Data provided:

• • •

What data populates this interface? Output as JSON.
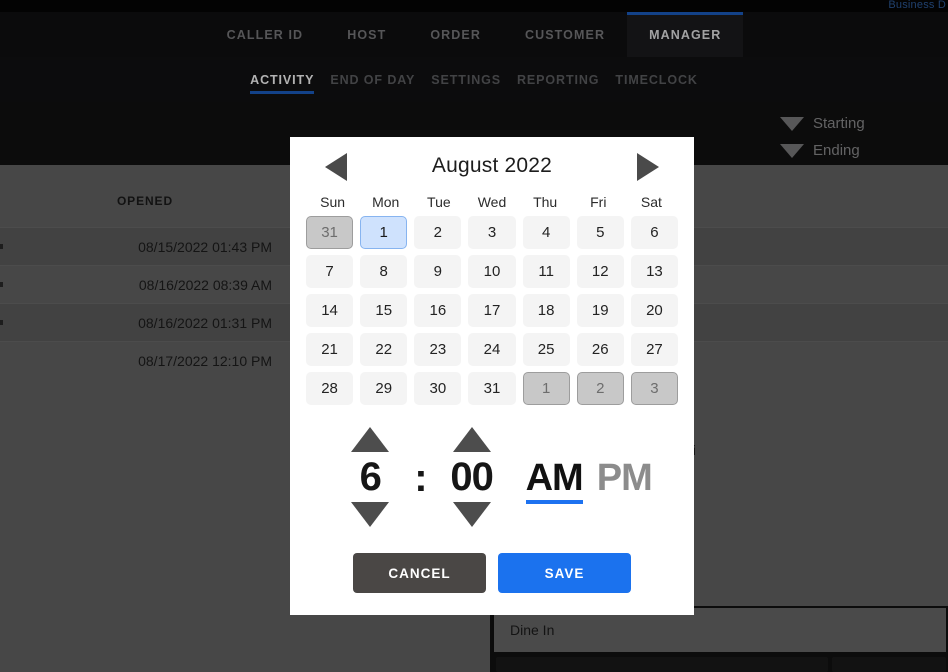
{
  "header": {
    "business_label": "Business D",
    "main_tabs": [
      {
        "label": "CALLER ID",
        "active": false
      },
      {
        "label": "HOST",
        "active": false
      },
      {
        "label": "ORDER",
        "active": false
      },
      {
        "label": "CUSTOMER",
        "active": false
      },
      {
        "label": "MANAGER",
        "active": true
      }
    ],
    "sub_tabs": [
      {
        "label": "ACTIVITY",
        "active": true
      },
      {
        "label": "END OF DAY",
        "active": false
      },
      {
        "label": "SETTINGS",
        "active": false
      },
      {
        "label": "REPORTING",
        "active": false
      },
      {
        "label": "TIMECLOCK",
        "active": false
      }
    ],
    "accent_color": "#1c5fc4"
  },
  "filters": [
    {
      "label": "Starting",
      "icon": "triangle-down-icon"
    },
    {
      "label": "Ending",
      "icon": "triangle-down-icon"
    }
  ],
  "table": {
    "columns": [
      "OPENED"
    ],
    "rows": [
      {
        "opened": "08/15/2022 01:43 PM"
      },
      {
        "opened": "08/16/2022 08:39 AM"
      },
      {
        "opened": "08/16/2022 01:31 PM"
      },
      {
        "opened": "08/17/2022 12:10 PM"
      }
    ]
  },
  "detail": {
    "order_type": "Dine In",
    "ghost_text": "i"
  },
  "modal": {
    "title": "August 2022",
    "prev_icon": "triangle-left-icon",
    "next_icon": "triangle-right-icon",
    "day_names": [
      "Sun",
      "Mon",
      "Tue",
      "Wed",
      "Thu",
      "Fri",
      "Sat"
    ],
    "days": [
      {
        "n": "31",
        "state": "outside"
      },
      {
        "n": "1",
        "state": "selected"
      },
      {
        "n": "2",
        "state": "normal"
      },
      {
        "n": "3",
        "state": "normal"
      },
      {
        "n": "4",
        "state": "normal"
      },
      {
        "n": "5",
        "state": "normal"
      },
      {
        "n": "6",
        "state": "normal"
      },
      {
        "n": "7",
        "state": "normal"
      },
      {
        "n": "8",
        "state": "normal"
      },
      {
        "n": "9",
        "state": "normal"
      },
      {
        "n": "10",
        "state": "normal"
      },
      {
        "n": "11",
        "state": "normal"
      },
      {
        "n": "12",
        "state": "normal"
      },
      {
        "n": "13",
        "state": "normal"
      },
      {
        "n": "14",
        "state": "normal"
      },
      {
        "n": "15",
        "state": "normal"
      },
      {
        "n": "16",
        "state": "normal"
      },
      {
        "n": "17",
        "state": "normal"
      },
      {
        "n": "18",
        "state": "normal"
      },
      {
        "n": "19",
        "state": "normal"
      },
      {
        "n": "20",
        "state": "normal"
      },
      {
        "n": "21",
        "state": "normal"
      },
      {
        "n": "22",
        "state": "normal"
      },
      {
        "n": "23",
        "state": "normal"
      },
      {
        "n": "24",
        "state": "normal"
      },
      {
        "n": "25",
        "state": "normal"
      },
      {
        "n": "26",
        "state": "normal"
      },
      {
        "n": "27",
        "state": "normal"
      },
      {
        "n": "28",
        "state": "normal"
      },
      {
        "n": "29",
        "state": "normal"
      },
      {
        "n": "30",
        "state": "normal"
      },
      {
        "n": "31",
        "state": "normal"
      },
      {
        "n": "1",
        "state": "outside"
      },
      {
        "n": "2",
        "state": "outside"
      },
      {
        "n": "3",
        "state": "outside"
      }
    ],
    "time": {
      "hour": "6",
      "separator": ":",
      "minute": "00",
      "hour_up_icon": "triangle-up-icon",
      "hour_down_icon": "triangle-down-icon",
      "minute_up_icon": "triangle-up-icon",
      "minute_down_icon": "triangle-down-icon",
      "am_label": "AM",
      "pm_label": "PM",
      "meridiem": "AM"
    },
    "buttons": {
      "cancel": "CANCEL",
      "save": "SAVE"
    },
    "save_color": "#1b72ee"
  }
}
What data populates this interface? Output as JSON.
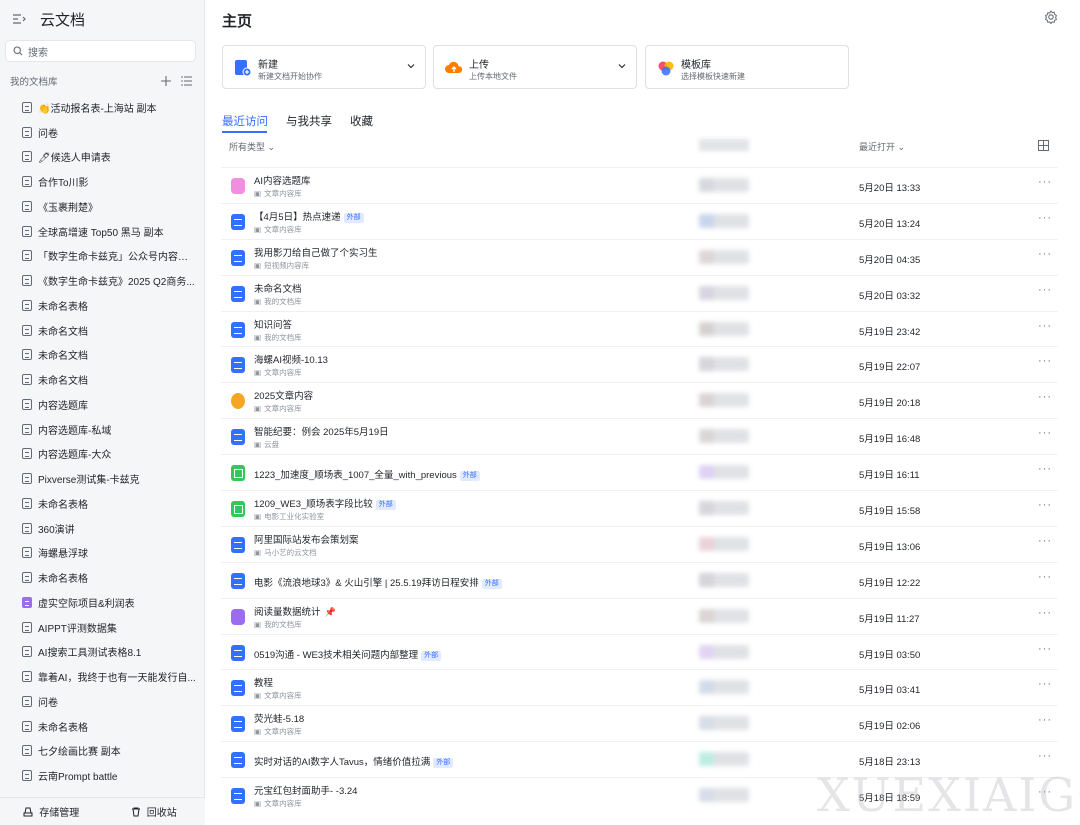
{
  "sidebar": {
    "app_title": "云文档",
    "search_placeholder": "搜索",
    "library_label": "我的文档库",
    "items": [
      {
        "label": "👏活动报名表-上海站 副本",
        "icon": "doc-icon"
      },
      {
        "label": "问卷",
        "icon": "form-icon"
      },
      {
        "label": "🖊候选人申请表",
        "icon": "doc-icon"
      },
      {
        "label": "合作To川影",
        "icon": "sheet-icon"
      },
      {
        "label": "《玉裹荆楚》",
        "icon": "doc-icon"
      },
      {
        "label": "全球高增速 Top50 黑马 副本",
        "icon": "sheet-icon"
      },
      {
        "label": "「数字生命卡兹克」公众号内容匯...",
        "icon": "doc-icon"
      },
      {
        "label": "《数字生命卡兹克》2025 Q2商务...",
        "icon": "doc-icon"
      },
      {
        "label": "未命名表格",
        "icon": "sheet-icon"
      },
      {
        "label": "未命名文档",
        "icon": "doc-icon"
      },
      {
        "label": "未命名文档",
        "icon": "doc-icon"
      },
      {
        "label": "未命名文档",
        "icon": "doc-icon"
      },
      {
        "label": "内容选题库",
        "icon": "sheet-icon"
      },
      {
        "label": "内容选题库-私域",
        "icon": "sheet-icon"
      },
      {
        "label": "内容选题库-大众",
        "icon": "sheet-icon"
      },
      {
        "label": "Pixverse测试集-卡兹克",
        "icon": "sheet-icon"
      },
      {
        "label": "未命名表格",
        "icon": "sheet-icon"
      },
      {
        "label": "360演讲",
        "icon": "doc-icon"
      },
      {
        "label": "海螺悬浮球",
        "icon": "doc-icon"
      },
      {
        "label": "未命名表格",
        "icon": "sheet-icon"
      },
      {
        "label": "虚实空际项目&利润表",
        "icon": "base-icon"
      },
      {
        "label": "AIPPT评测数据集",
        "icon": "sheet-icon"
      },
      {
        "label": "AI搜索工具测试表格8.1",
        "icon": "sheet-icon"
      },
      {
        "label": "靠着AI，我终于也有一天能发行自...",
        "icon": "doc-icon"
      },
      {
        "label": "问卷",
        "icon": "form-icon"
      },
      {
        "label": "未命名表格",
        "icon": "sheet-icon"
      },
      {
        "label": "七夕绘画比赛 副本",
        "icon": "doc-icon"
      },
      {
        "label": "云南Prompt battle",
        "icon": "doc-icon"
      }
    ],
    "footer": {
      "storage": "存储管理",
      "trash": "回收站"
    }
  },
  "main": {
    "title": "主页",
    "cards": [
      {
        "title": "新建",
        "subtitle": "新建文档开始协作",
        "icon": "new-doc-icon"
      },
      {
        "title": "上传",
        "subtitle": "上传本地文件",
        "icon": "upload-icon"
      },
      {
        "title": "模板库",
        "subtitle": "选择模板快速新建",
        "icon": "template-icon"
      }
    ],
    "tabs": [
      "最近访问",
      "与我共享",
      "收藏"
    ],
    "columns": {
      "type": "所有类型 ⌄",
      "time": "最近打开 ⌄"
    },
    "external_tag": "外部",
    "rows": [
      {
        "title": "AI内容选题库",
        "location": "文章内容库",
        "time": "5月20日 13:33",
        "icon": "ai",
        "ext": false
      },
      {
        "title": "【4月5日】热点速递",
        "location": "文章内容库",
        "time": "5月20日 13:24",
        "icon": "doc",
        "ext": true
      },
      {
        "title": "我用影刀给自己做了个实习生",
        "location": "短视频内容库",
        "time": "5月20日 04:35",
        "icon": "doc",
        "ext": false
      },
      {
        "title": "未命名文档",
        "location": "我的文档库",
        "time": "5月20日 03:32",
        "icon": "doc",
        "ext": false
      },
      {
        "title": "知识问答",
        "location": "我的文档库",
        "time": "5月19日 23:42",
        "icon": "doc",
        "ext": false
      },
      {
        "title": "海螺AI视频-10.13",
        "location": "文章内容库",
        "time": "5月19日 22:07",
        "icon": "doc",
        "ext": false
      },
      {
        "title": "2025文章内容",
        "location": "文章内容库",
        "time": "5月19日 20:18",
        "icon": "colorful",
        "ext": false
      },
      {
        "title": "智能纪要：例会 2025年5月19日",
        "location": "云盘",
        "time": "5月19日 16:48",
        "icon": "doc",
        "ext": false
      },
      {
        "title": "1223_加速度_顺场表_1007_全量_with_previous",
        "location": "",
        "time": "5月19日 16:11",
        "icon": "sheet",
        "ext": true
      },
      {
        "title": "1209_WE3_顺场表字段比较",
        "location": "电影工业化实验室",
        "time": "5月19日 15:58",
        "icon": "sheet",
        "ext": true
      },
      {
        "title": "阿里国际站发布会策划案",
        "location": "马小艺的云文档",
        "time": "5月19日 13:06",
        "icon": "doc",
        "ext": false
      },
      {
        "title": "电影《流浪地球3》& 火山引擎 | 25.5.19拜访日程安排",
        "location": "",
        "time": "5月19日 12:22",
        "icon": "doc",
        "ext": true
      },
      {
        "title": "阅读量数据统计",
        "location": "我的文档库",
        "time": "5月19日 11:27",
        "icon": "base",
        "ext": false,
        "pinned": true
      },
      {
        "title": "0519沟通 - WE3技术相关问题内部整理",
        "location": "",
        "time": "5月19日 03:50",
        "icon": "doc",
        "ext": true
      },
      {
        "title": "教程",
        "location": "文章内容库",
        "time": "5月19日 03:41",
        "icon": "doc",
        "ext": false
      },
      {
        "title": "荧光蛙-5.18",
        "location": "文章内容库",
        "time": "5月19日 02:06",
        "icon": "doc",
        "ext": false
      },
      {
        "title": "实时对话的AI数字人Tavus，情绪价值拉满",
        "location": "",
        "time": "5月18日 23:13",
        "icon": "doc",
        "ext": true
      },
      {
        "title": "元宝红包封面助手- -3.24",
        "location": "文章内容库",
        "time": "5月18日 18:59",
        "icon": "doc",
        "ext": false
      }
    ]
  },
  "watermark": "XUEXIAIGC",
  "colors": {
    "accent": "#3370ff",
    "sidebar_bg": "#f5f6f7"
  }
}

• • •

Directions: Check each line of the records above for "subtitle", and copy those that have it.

Response to this task:
        "subtitle": "新建文档开始协作",
        "subtitle": "上传本地文件",
        "subtitle": "选择模板快速新建",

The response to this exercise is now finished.